■ Exercise instructions
For the data below, report how many lines contain the string "Monitor" and write nothing more.

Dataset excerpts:

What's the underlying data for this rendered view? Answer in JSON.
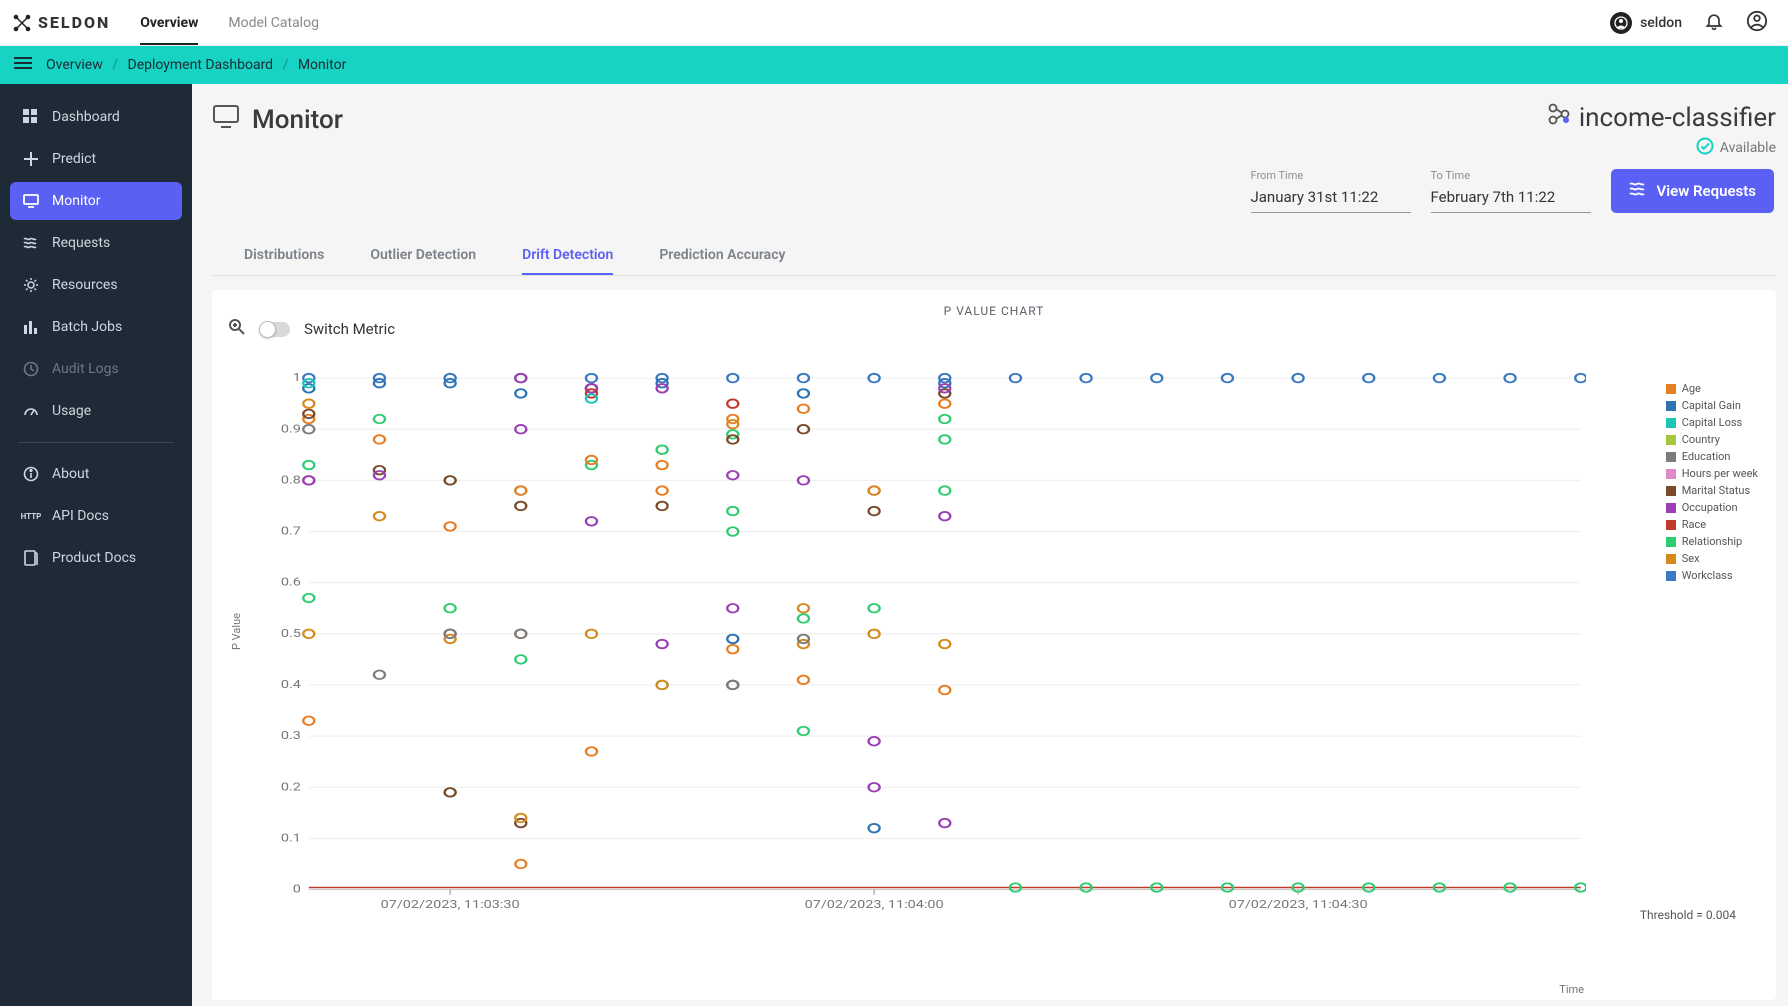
{
  "brand": "SELDON",
  "topnav": {
    "overview": "Overview",
    "catalog": "Model Catalog"
  },
  "user": {
    "name": "seldon"
  },
  "breadcrumbs": [
    "Overview",
    "Deployment Dashboard",
    "Monitor"
  ],
  "sidebar": {
    "items": [
      {
        "label": "Dashboard"
      },
      {
        "label": "Predict"
      },
      {
        "label": "Monitor"
      },
      {
        "label": "Requests"
      },
      {
        "label": "Resources"
      },
      {
        "label": "Batch Jobs"
      },
      {
        "label": "Audit Logs"
      },
      {
        "label": "Usage"
      }
    ],
    "secondary": [
      {
        "label": "About"
      },
      {
        "label": "API Docs"
      },
      {
        "label": "Product Docs"
      }
    ]
  },
  "page": {
    "title": "Monitor"
  },
  "deployment": {
    "name": "income-classifier",
    "status": "Available"
  },
  "time": {
    "from_label": "From Time",
    "from_value": "January 31st 11:22",
    "to_label": "To Time",
    "to_value": "February 7th 11:22"
  },
  "actions": {
    "view_requests": "View Requests"
  },
  "tabs": {
    "distributions": "Distributions",
    "outlier": "Outlier Detection",
    "drift": "Drift Detection",
    "accuracy": "Prediction Accuracy"
  },
  "chart_toolbar": {
    "switch_metric": "Switch Metric"
  },
  "chart_data": {
    "type": "scatter",
    "title": "P VALUE CHART",
    "xlabel": "Time",
    "ylabel": "P Value",
    "ylim": [
      0,
      1
    ],
    "y_ticks": [
      0,
      0.1,
      0.2,
      0.3,
      0.4,
      0.5,
      0.6,
      0.7,
      0.8,
      0.9,
      1
    ],
    "x_tick_labels": [
      "07/02/2023, 11:03:30",
      "07/02/2023, 11:04:00",
      "07/02/2023, 11:04:30"
    ],
    "x_tick_positions": [
      2,
      8,
      14
    ],
    "threshold": 0.004,
    "threshold_label": "Threshold = 0.004",
    "legend": [
      {
        "name": "Age",
        "color": "#e67e22"
      },
      {
        "name": "Capital Gain",
        "color": "#2e74b5"
      },
      {
        "name": "Capital Loss",
        "color": "#1bc6b4"
      },
      {
        "name": "Country",
        "color": "#a3c63b"
      },
      {
        "name": "Education",
        "color": "#7c7c7c"
      },
      {
        "name": "Hours per week",
        "color": "#e089c4"
      },
      {
        "name": "Marital Status",
        "color": "#7b4a2d"
      },
      {
        "name": "Occupation",
        "color": "#9b3fb5"
      },
      {
        "name": "Race",
        "color": "#c0392b"
      },
      {
        "name": "Relationship",
        "color": "#2ecc71"
      },
      {
        "name": "Sex",
        "color": "#d58a1e"
      },
      {
        "name": "Workclass",
        "color": "#3a78c3"
      }
    ],
    "series": [
      {
        "name": "Workclass",
        "color": "#3a78c3",
        "points": [
          [
            0,
            1
          ],
          [
            1,
            1
          ],
          [
            2,
            1
          ],
          [
            3,
            1
          ],
          [
            4,
            1
          ],
          [
            5,
            1
          ],
          [
            6,
            1
          ],
          [
            7,
            1
          ],
          [
            8,
            1
          ],
          [
            9,
            1
          ],
          [
            10,
            1
          ],
          [
            11,
            1
          ],
          [
            12,
            1
          ],
          [
            13,
            1
          ],
          [
            14,
            1
          ],
          [
            15,
            1
          ],
          [
            16,
            1
          ],
          [
            17,
            1
          ],
          [
            18,
            1
          ]
        ]
      },
      {
        "name": "Capital Gain",
        "color": "#2e74b5",
        "points": [
          [
            0,
            0.98
          ],
          [
            1,
            0.99
          ],
          [
            2,
            0.99
          ],
          [
            3,
            0.97
          ],
          [
            4,
            0.98
          ],
          [
            5,
            0.99
          ],
          [
            6,
            0.49
          ],
          [
            7,
            0.97
          ],
          [
            8,
            0.12
          ],
          [
            9,
            0.99
          ]
        ]
      },
      {
        "name": "Relationship",
        "color": "#2ecc71",
        "points": [
          [
            0,
            0.83
          ],
          [
            0,
            0.57
          ],
          [
            1,
            0.92
          ],
          [
            2,
            0.8
          ],
          [
            2,
            0.55
          ],
          [
            2,
            0.19
          ],
          [
            3,
            0.78
          ],
          [
            3,
            0.45
          ],
          [
            4,
            0.83
          ],
          [
            5,
            0.86
          ],
          [
            5,
            0.4
          ],
          [
            6,
            0.89
          ],
          [
            6,
            0.7
          ],
          [
            6,
            0.74
          ],
          [
            7,
            0.53
          ],
          [
            7,
            0.31
          ],
          [
            8,
            0.78
          ],
          [
            8,
            0.55
          ],
          [
            9,
            0.92
          ],
          [
            9,
            0.88
          ],
          [
            9,
            0.78
          ],
          [
            10,
            0.004
          ],
          [
            11,
            0.004
          ],
          [
            12,
            0.004
          ],
          [
            13,
            0.004
          ],
          [
            14,
            0.004
          ],
          [
            15,
            0.004
          ],
          [
            16,
            0.004
          ],
          [
            17,
            0.004
          ],
          [
            18,
            0.004
          ]
        ]
      },
      {
        "name": "Age",
        "color": "#e67e22",
        "points": [
          [
            0,
            0.92
          ],
          [
            0,
            0.33
          ],
          [
            1,
            0.88
          ],
          [
            2,
            0.71
          ],
          [
            3,
            0.78
          ],
          [
            3,
            0.05
          ],
          [
            4,
            0.84
          ],
          [
            4,
            0.27
          ],
          [
            5,
            0.83
          ],
          [
            5,
            0.78
          ],
          [
            6,
            0.92
          ],
          [
            6,
            0.47
          ],
          [
            7,
            0.94
          ],
          [
            7,
            0.41
          ],
          [
            8,
            0.78
          ],
          [
            9,
            0.95
          ],
          [
            9,
            0.39
          ]
        ]
      },
      {
        "name": "Marital Status",
        "color": "#7b4a2d",
        "points": [
          [
            0,
            0.93
          ],
          [
            0,
            0.8
          ],
          [
            1,
            0.82
          ],
          [
            2,
            0.8
          ],
          [
            2,
            0.19
          ],
          [
            3,
            0.75
          ],
          [
            3,
            0.13
          ],
          [
            4,
            0.98
          ],
          [
            5,
            0.75
          ],
          [
            6,
            0.88
          ],
          [
            6,
            0.4
          ],
          [
            7,
            0.9
          ],
          [
            8,
            0.74
          ],
          [
            9,
            0.97
          ]
        ]
      },
      {
        "name": "Occupation",
        "color": "#9b3fb5",
        "points": [
          [
            0,
            0.8
          ],
          [
            1,
            0.81
          ],
          [
            2,
            0.5
          ],
          [
            3,
            1.0
          ],
          [
            3,
            0.9
          ],
          [
            4,
            0.98
          ],
          [
            4,
            0.72
          ],
          [
            5,
            0.98
          ],
          [
            5,
            0.48
          ],
          [
            6,
            0.81
          ],
          [
            6,
            0.55
          ],
          [
            7,
            0.8
          ],
          [
            8,
            0.29
          ],
          [
            8,
            0.2
          ],
          [
            9,
            0.98
          ],
          [
            9,
            0.73
          ],
          [
            9,
            0.13
          ]
        ]
      },
      {
        "name": "Sex",
        "color": "#d58a1e",
        "points": [
          [
            0,
            0.95
          ],
          [
            0,
            0.5
          ],
          [
            1,
            0.73
          ],
          [
            2,
            0.49
          ],
          [
            3,
            0.5
          ],
          [
            3,
            0.14
          ],
          [
            4,
            0.5
          ],
          [
            5,
            0.4
          ],
          [
            6,
            0.91
          ],
          [
            7,
            0.55
          ],
          [
            7,
            0.48
          ],
          [
            8,
            0.5
          ],
          [
            9,
            0.48
          ]
        ]
      },
      {
        "name": "Education",
        "color": "#7c7c7c",
        "points": [
          [
            0,
            0.9
          ],
          [
            1,
            0.42
          ],
          [
            2,
            0.5
          ],
          [
            3,
            0.5
          ],
          [
            6,
            0.4
          ],
          [
            7,
            0.49
          ]
        ]
      },
      {
        "name": "Race",
        "color": "#c0392b",
        "points": [
          [
            4,
            0.97
          ],
          [
            6,
            0.95
          ]
        ]
      },
      {
        "name": "Capital Loss",
        "color": "#1bc6b4",
        "points": [
          [
            0,
            0.99
          ],
          [
            4,
            0.96
          ]
        ]
      }
    ]
  }
}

■ Output of the task
3